Task directions. Among the following entries, say how many lines contain the word "icon"; the answer is a number and nothing else.

*** Source data ***

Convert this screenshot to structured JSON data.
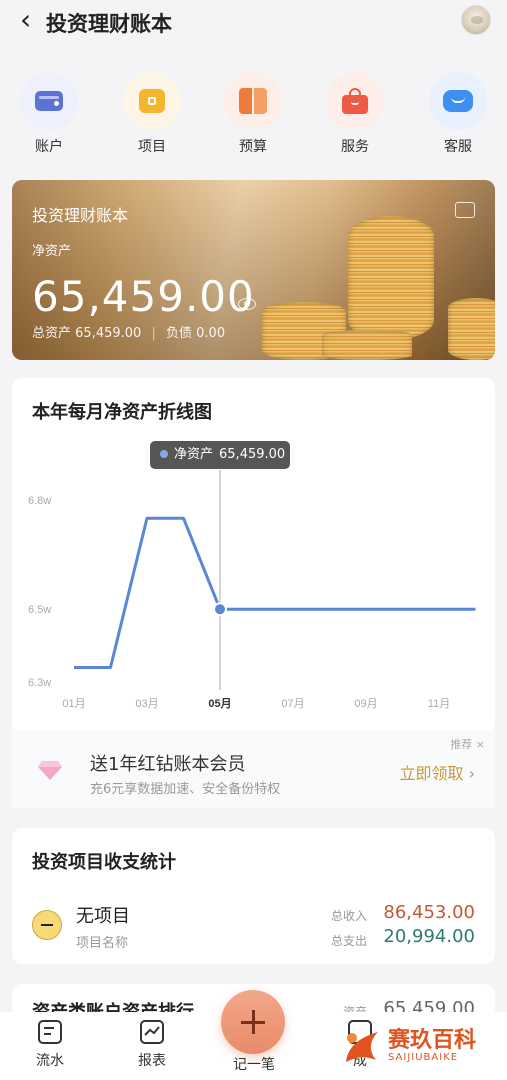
{
  "header": {
    "title": "投资理财账本"
  },
  "quick_actions": [
    {
      "label": "账户",
      "icon": "wallet-icon"
    },
    {
      "label": "项目",
      "icon": "folder-icon"
    },
    {
      "label": "预算",
      "icon": "budget-book-icon"
    },
    {
      "label": "服务",
      "icon": "shopping-bag-icon"
    },
    {
      "label": "客服",
      "icon": "chat-bubble-icon"
    }
  ],
  "banner": {
    "title": "投资理财账本",
    "net_label": "净资产",
    "net_value": "65,459.00",
    "total_label": "总资产",
    "total_value": "65,459.00",
    "debt_label": "负债",
    "debt_value": "0.00"
  },
  "chart_card": {
    "title": "本年每月净资产折线图",
    "tooltip_label": "净资产",
    "tooltip_value": "65,459.00"
  },
  "chart_data": {
    "type": "line",
    "title": "本年每月净资产折线图",
    "x": [
      "01月",
      "02月",
      "03月",
      "04月",
      "05月",
      "06月",
      "07月",
      "08月",
      "09月",
      "10月",
      "11月",
      "12月"
    ],
    "x_tick_labels": [
      "01月",
      "03月",
      "05月",
      "07月",
      "09月",
      "11月"
    ],
    "y_tick_labels": [
      "6.3w",
      "6.5w",
      "6.8w"
    ],
    "ylim": [
      6.3,
      6.8
    ],
    "series": [
      {
        "values": [
          6.34,
          6.34,
          6.75,
          6.75,
          6.5,
          6.5,
          6.5,
          6.5,
          6.5,
          6.5,
          6.5,
          6.5
        ]
      }
    ],
    "highlight_index": 4,
    "grid": false,
    "color": "#5b86d6"
  },
  "promo": {
    "title": "送1年红钻账本会员",
    "subtitle": "充6元享数据加速、安全备份特权",
    "cta": "立即领取",
    "tag": "推荐"
  },
  "project_card": {
    "title": "投资项目收支统计",
    "name": "无项目",
    "name_sub": "项目名称",
    "income_label": "总收入",
    "income_value": "86,453.00",
    "expense_label": "总支出",
    "expense_value": "20,994.00"
  },
  "partial_card": {
    "title": "资产类账户资产排行",
    "right_label": "资产",
    "right_value": "65,459.00"
  },
  "tabbar": {
    "items": [
      {
        "label": "流水",
        "icon": "receipt-icon"
      },
      {
        "label": "报表",
        "icon": "report-icon"
      },
      {
        "label": "记一笔",
        "icon": "plus-icon"
      },
      {
        "label": "成",
        "icon": "asset-icon"
      }
    ]
  },
  "watermark": {
    "main": "赛玖百科",
    "sub": "SAIJIUBAIKE"
  },
  "colors": {
    "accent": "#5b86d6",
    "income": "#c05a3a",
    "expense": "#2d7a73",
    "gold": "#c89a3b",
    "fab": "#e98b6a"
  }
}
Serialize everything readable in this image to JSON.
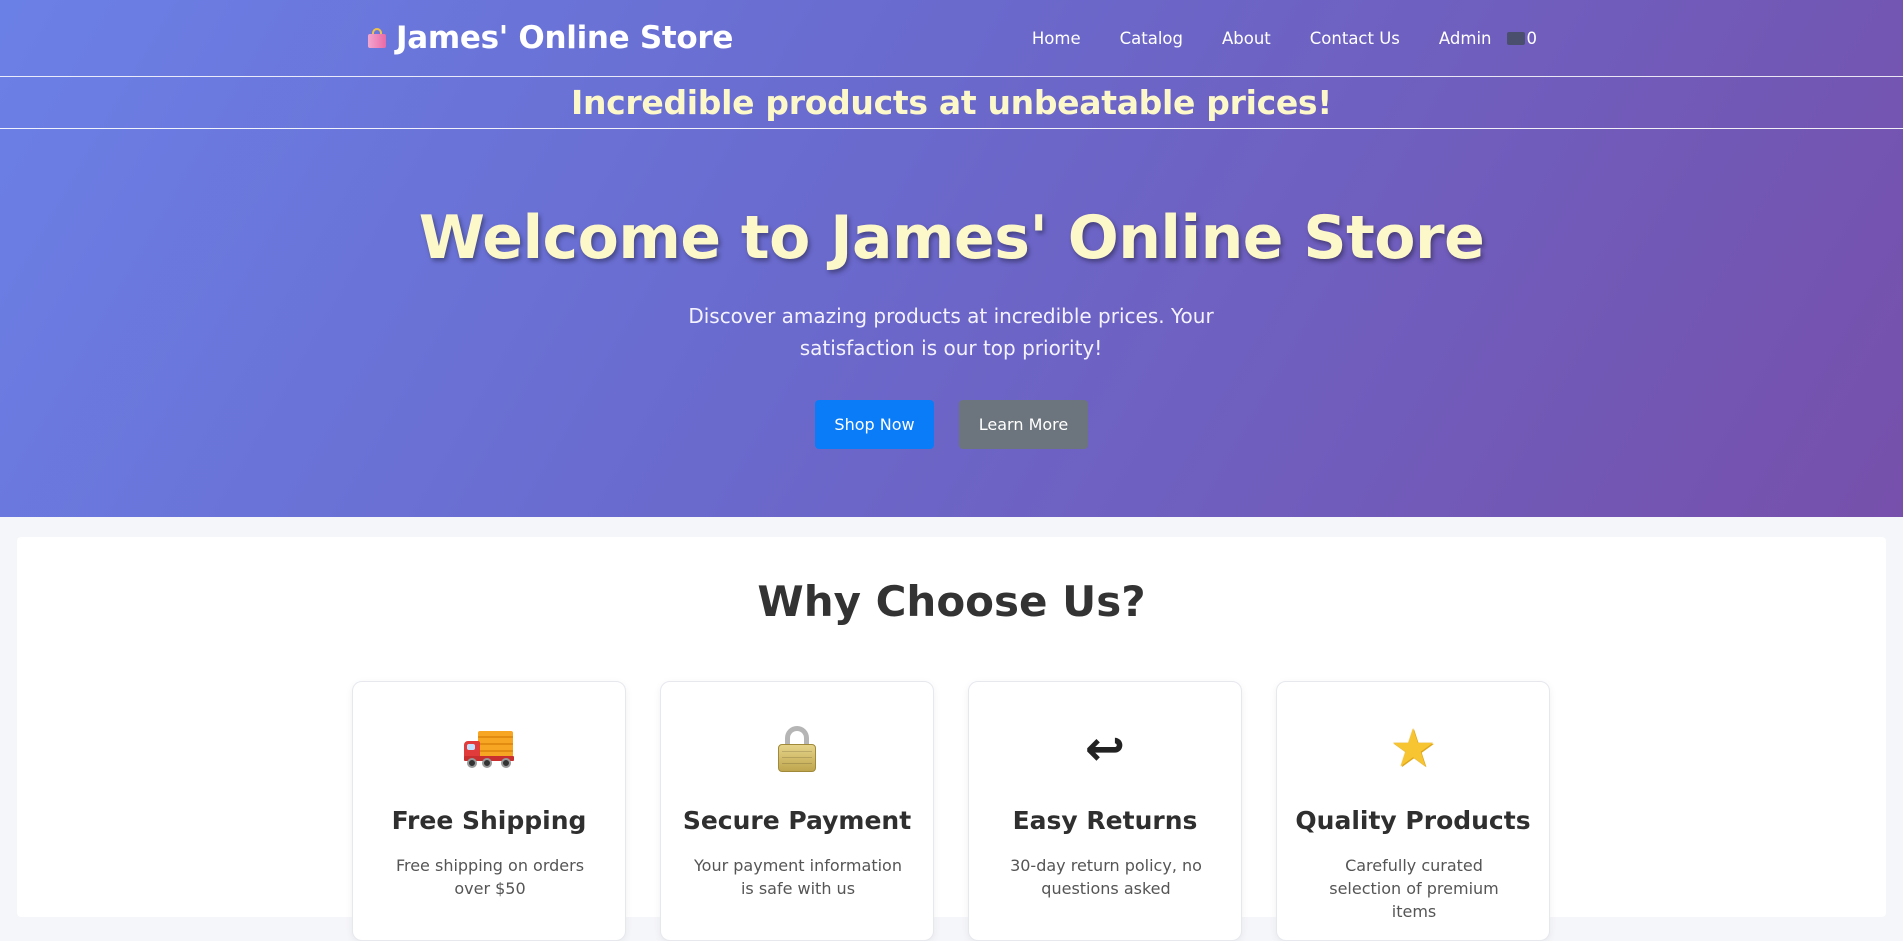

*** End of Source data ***

Expected output. 9